      The Senate defeated a compromise plan to expand background checks on firearms sales as well as a proposal to ban some semi-automatic weapons modeled after military assault weapons.
    • Jessica Ghawi

      As Congress grapples with major gun control legislation proposals, brothers and sisters, mothers, fathers and children write about the people they loved and lost to gun violence and how it changed their lives.
    • Many Americans and lawmakers are in favor of continuing or expanding background checks on gun purchases, but few understand how the checks work.
    • Still stinging from the shooting deaths at Sandy Hook, Connecticut lawmakers approved what advocacy groups call the strongest and most comprehensive gun legislation in the nation.
    • It took fewer than five minutes for Adam Lanza to squeeze off 154 rounds, upending life in Newtown, Connecticut, and triggering a renewed national debate over gun control.

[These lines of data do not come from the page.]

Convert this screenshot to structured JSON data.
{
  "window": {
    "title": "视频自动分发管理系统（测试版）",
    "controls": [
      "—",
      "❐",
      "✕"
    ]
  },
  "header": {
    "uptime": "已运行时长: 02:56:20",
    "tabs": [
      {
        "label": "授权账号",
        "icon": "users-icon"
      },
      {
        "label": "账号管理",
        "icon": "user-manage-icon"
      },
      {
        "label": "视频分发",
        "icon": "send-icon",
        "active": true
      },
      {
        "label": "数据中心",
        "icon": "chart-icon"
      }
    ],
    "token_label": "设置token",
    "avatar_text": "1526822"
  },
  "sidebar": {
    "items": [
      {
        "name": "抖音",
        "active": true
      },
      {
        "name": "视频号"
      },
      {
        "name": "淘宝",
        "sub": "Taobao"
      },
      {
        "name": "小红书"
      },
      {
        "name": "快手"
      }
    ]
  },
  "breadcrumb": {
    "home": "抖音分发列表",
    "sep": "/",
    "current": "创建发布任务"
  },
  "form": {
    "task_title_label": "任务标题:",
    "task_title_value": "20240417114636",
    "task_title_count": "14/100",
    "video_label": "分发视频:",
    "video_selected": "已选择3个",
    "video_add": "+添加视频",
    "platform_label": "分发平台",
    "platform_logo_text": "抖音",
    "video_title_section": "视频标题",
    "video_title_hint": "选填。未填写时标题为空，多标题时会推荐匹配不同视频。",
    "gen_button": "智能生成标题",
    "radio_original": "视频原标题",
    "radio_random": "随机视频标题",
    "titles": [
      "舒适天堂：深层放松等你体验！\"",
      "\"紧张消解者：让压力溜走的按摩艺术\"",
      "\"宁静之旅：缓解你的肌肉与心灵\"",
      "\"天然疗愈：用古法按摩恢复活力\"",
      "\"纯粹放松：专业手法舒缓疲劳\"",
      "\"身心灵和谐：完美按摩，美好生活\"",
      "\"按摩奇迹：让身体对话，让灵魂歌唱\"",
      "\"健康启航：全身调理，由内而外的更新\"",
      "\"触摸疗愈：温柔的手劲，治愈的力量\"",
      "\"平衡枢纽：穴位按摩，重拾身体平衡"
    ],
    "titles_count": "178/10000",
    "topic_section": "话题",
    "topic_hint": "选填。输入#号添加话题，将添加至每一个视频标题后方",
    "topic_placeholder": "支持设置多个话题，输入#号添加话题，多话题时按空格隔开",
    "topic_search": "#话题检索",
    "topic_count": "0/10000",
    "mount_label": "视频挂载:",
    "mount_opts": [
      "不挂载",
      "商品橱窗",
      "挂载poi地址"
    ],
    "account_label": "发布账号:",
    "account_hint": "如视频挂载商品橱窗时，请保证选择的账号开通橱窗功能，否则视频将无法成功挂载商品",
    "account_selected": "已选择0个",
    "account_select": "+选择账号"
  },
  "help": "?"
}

    • A former drug addict turned anti-violence crusader, and a man who lost his father in a temple shooting. These are just two of many in the conversation.